# INSTRUCTIONS FOR THE TASK
From the entries below, copy every line that has the word "Параметры".

# DATASET RECORDS
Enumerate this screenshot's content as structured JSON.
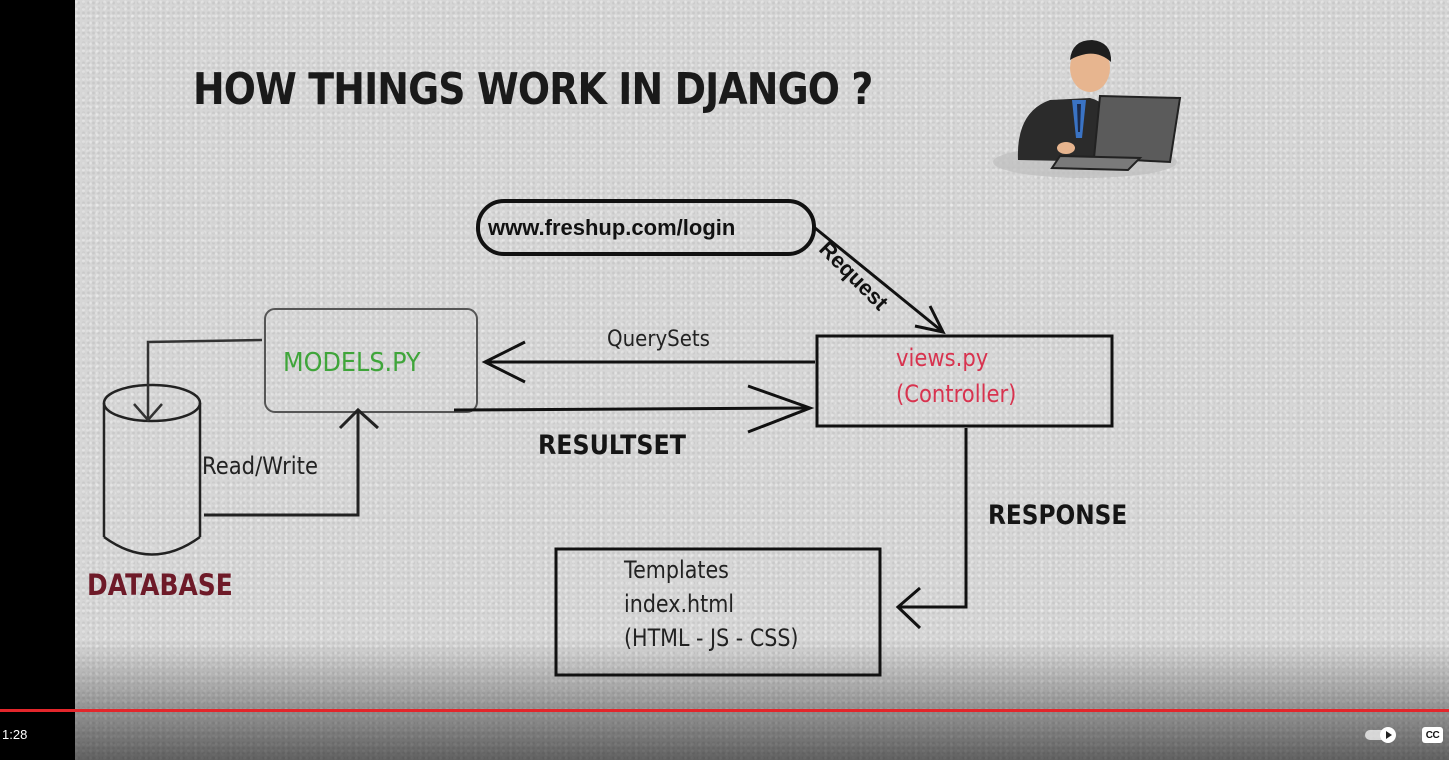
{
  "slide": {
    "title": "HOW THINGS WORK IN DJANGO ?",
    "url": "www.freshup.com/login",
    "request": "Request",
    "models": "MODELS.PY",
    "querysets": "QuerySets",
    "resultset": "RESULTSET",
    "views_line1": "views.py",
    "views_line2": "(Controller)",
    "read_write": "Read/Write",
    "response": "RESPONSE",
    "database": "DATABASE",
    "templates_line1": "Templates",
    "templates_line2": "index.html",
    "templates_line3": "(HTML - JS - CSS)"
  },
  "player": {
    "time": "1:28",
    "progress_fraction": 1.0,
    "autoplay_icon": "autoplay-toggle-icon",
    "cc_label": "CC",
    "progress_color": "#e3262b"
  },
  "colors": {
    "models": "#3fa53a",
    "views": "#d8334f",
    "database": "#6e1a28"
  }
}
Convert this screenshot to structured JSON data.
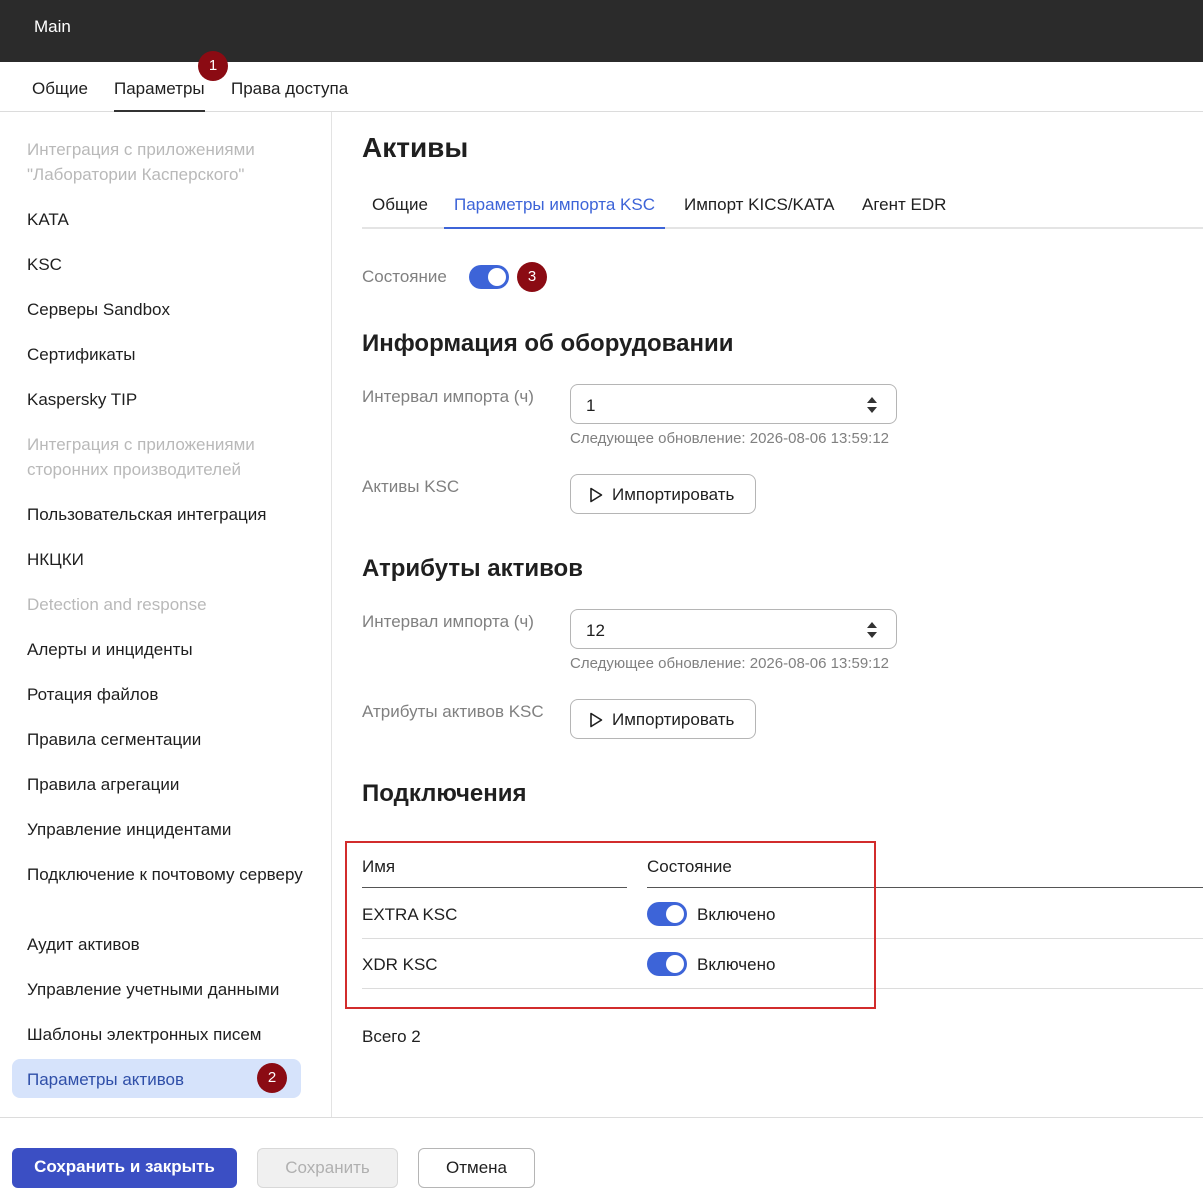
{
  "header": {
    "title": "Main"
  },
  "main_tabs": [
    {
      "label": "Общие"
    },
    {
      "label": "Параметры",
      "active": true
    },
    {
      "label": "Права доступа"
    }
  ],
  "badges": [
    "1",
    "2",
    "3"
  ],
  "sidebar": {
    "items": [
      {
        "label": "Интеграция с приложениями \"Лаборатории Касперского\"",
        "group": true
      },
      {
        "label": "KATA"
      },
      {
        "label": "KSC"
      },
      {
        "label": "Серверы Sandbox"
      },
      {
        "label": "Сертификаты"
      },
      {
        "label": "Kaspersky TIP"
      },
      {
        "label": "Интеграция с приложениями сторонних производителей",
        "group": true
      },
      {
        "label": "Пользовательская интеграция"
      },
      {
        "label": "НКЦКИ"
      },
      {
        "label": "Detection and response",
        "group": true
      },
      {
        "label": "Алерты и инциденты"
      },
      {
        "label": "Ротация файлов"
      },
      {
        "label": "Правила сегментации"
      },
      {
        "label": "Правила агрегации"
      },
      {
        "label": "Управление инцидентами"
      },
      {
        "label": "Подключение к почтовому серверу"
      },
      {
        "label": "Аудит активов"
      },
      {
        "label": "Управление учетными данными"
      },
      {
        "label": "Шаблоны электронных писем"
      },
      {
        "label": "Параметры активов",
        "active": true
      }
    ]
  },
  "content": {
    "title": "Активы",
    "subtabs": [
      {
        "label": "Общие"
      },
      {
        "label": "Параметры импорта KSC",
        "active": true
      },
      {
        "label": "Импорт KICS/KATA"
      },
      {
        "label": "Агент EDR"
      }
    ],
    "state_label": "Состояние",
    "hardware": {
      "title": "Информация об оборудовании",
      "interval_label": "Интервал импорта (ч)",
      "interval_value": "1",
      "next_update": "Следующее обновление: 2026-08-06 13:59:12",
      "assets_label": "Активы KSC",
      "import_button": "Импортировать"
    },
    "attributes": {
      "title": "Атрибуты активов",
      "interval_label": "Интервал импорта (ч)",
      "interval_value": "12",
      "next_update": "Следующее обновление: 2026-08-06 13:59:12",
      "assets_label": "Атрибуты активов KSC",
      "import_button": "Импортировать"
    },
    "connections": {
      "title": "Подключения",
      "columns": [
        "Имя",
        "Состояние"
      ],
      "rows": [
        {
          "name": "EXTRA KSC",
          "status": "Включено"
        },
        {
          "name": "XDR KSC",
          "status": "Включено"
        }
      ],
      "total": "Всего 2"
    }
  },
  "footer": {
    "save_close": "Сохранить и закрыть",
    "save": "Сохранить",
    "cancel": "Отмена"
  },
  "colors": {
    "accent": "#3d64d8",
    "badge": "#8b0b13",
    "topbar": "#2b2b2b",
    "highlight_box": "#d22c2c"
  }
}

# ANSWER BELOW
      "label": "Параметры",
        "label": "Параметры активов",
        "label": "Параметры импорта KSC",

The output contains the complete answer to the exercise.